Shiny blue 1960’s men’s suit

While many stylish 60’s clothes come through Monster Vintage and many of them remind us of Mad Men, this is the first time a suit has so clearly spoken the name of the character Pete Campbell.  His character routinely wears blue throughout the show, especially in the early seasons, and it’s easy to see why: This is a beautiful color.   It’s a sapphire blue with a faint black contrast, yet it has a sheen in the light.  The cut is relaxed and roomy in the jacket, with cuffs at the ankles on the pants.  Made by Alton Ames Clothes of Distinction and sold by Foreman and Clark, purveyors of fine men’s suits.   Click here for more views and sizing details.


1960’s tapered-leg men’s plaid check pants

Because fashion colors come and go in so many combinations, we present these light blue pants with a plaid-contrast of dark brown and gold.  All three of these colors are back on the fashion magazine pages in varying combinations and often in big areas of color, but these pants show that you can get a surprising harmony when you put them all together, like friends or neighbors.  Click here for sizing and more views!




1960’s blue shift dress with white ruffle

Innocent?  Breezy?  Cool?  Demure?  These are words that came to mind when I saw this classic mid-sixties hand-sewn shift dress with white ruffle at the neckline.  I imagined someone standing at a backyard barbecue with family and neighbors, maybe sipping lemonade, maybe exchanging coy glances with somebody from school.  It’s possible I’m remembering an episode of The Wonder Years.  See for yourself what led to such a clear mental picture!  Click here for more views and sizing information.


1960’s pink, white, yellow print dress

A big part of keeping cool in the summer is to wear light colors so as not to absorb the heat.  We all know that.  But many people love these “ice cream pastels”, more vivid than timid Easter colors, in the warm months of the year.  After about 1967, it became very popular to wear these colors, but really:  Does pink ever go out of style, if you’re a person who loves pink?  In every decade, you see them mixing pink with at least one color and the combination, in our opinion, is almost always beautiful.  And so it is with this dress.   Look at it!  If you like pink and yellow, this may be right up your alley.  Not one but two shades of pink next to a goldish yellow, adding lots of visual interest to a very simple and classic cut of dress.  Click here for more views and sizing information.

1960’s hand-sewn brown lattice and flower skirt

This understated print cotton skirt has an even but eye-catching pattern of lattices and small white flowers.  The waistband is neither wide nor narrow, measuring about one inch, and the skirt flows out and down gracefully from the waist in pleats.  Great for spring, summer, or even fall, before the cold weather sets in!  Click here for more views and sizing information.

Blue & white 1960’s checked pencil skirt

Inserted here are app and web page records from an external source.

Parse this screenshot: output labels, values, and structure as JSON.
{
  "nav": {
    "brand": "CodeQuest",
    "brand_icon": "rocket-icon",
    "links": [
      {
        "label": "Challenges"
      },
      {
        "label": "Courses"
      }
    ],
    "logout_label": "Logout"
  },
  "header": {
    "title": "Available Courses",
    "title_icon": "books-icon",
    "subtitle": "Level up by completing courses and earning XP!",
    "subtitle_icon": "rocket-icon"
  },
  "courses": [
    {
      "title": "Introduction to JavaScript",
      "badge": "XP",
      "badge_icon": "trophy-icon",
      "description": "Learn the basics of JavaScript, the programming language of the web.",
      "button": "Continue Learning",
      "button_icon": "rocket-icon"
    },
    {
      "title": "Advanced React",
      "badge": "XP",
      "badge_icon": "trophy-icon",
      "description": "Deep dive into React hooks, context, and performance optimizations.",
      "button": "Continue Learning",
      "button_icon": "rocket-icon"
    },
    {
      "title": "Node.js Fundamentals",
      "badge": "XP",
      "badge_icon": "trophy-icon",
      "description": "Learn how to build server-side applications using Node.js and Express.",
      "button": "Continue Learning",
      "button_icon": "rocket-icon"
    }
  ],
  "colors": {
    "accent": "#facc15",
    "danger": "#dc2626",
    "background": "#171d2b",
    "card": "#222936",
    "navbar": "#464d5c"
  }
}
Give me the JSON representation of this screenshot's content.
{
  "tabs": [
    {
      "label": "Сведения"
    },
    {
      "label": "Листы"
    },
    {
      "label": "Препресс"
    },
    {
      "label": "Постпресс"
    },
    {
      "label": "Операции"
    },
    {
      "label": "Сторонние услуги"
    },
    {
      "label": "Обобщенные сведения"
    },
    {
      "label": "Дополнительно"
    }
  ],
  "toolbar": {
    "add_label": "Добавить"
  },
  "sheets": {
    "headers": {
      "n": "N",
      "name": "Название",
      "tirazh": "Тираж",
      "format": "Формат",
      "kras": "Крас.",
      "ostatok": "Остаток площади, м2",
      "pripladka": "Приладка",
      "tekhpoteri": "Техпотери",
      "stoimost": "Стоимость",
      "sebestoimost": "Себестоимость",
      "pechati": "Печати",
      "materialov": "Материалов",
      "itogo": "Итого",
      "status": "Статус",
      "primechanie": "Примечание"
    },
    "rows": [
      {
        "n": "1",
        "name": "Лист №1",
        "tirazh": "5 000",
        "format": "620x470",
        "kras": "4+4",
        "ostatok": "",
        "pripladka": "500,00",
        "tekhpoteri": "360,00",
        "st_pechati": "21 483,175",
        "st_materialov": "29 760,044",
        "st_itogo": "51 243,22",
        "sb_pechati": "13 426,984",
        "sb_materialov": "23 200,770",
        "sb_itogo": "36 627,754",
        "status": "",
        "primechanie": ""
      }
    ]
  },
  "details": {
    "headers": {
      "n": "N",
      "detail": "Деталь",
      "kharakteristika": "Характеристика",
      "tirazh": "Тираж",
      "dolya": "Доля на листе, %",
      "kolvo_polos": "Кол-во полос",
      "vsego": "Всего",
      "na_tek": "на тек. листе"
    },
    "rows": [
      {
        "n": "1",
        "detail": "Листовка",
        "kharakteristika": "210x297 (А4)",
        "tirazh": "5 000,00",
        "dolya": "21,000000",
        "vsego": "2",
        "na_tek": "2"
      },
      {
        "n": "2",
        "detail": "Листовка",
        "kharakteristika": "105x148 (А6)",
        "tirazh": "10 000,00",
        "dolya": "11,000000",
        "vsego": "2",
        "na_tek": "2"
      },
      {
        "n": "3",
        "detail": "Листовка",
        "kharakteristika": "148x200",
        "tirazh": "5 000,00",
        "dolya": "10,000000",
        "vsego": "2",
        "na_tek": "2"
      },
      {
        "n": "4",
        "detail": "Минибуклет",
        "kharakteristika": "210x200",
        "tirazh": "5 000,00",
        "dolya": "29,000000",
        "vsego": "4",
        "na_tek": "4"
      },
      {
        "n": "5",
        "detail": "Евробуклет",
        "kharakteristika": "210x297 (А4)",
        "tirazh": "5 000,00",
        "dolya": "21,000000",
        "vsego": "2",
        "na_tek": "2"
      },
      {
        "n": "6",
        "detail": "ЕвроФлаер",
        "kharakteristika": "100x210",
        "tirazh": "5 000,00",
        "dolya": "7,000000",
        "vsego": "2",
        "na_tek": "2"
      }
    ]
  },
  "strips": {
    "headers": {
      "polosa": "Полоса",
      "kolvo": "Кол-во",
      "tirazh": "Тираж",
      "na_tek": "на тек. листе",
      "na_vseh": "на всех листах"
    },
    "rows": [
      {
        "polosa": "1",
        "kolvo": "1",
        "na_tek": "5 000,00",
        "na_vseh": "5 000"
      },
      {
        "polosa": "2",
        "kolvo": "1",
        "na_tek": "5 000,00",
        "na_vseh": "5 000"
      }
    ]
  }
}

I think we have another Mad Men style here!  I’m thinking it looks like Peggy Olson, post-makeover.    Unlike other more traditional plaid and tartan prints, this is a zippy geometric grid check in fresh colors.  Let this skirt say that you’re efficient, capable, and have a great eye.  Click here for more views and details.